The story of Sir Gawain and the Green Knight is perhaps the most authentically English of all the King Arthur tales. Most of the Arthurian mythos was largely a largely French creation, when the Norman conquerors discovered a few old Celtic legends about Arthur and wove them into a dynamic myth of chivalric idealism. The story of Sir Gawain is regarded by most scholars as a much purer version of those Celtic stories, as well as a much more nuanced synthesis of Celtic cultural heritage with Christian ideals. J.R.R. Tolkien was fond of citing it as one of his very favorite stories and deepest influences.
Raffel's translation is sure to endear itself to any fan of fantasy, medieval literature, or the King Arthur stories. It flows with the simple beauty of a dream, and the purity of heart of Gawain himself.

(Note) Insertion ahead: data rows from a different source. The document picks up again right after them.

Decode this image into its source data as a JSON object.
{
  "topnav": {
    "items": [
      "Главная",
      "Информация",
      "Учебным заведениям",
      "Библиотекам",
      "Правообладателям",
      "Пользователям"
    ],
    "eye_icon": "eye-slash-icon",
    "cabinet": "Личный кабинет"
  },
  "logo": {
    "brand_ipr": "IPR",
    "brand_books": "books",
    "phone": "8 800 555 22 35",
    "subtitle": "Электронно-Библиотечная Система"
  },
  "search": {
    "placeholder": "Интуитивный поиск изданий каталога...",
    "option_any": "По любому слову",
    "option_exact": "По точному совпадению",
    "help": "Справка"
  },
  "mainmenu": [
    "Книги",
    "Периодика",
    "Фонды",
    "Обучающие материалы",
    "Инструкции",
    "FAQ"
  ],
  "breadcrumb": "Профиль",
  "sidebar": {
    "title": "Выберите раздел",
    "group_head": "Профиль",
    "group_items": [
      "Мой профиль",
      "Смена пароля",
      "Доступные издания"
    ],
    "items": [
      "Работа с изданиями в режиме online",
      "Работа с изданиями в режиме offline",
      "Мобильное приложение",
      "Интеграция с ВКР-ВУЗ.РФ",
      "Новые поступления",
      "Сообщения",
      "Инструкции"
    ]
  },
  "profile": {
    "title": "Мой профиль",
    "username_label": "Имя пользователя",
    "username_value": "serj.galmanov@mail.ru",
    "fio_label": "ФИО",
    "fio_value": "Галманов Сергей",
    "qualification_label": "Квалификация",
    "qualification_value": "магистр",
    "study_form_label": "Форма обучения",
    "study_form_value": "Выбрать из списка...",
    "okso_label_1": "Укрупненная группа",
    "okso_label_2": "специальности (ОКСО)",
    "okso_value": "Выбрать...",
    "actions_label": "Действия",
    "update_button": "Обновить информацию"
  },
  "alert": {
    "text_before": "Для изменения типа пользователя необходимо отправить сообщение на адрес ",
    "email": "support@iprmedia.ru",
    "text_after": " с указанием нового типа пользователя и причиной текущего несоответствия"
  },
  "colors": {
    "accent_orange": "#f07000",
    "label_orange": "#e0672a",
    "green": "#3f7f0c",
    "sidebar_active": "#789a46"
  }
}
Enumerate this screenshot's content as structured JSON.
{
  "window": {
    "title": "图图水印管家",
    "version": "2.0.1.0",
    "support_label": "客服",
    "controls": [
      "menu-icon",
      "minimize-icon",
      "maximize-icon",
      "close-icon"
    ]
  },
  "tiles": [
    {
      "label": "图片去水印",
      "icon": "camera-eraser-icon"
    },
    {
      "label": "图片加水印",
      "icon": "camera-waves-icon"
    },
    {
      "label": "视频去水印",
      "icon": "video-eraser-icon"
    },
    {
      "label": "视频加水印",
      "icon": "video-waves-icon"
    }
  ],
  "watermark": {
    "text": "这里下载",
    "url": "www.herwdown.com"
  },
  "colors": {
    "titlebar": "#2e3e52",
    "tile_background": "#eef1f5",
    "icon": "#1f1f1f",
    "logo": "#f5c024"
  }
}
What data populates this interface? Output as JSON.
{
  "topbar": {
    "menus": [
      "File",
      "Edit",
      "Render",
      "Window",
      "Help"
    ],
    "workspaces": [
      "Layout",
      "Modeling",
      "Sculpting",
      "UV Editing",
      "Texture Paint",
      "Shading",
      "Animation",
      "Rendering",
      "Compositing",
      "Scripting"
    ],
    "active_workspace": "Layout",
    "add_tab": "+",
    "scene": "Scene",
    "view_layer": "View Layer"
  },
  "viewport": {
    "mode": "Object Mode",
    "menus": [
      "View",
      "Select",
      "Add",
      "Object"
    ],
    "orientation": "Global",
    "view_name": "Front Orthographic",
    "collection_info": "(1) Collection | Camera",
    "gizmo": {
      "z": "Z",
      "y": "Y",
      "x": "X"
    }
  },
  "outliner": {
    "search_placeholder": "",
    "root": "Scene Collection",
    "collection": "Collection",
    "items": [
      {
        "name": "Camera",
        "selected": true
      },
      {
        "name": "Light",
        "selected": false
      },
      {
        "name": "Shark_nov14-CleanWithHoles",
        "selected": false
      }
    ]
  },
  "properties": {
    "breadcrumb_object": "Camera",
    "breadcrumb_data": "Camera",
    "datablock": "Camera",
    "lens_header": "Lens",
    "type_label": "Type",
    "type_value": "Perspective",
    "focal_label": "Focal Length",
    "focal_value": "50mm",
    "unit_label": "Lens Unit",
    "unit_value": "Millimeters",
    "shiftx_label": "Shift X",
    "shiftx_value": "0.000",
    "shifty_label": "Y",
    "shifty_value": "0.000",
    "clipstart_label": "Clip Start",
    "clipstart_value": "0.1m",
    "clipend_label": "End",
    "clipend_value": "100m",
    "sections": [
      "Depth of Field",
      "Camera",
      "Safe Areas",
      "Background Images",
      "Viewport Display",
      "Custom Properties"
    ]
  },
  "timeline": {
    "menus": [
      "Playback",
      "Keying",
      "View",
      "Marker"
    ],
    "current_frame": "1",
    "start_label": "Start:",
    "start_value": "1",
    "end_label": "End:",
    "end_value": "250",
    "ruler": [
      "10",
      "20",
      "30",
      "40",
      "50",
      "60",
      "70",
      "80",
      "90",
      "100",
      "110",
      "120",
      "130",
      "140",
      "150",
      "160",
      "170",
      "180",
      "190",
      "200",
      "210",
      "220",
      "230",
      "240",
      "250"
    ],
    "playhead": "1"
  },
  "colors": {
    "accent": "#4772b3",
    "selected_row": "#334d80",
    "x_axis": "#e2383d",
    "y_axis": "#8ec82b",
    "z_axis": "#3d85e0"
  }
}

Do yourself a favor and spend an hour or two reading this.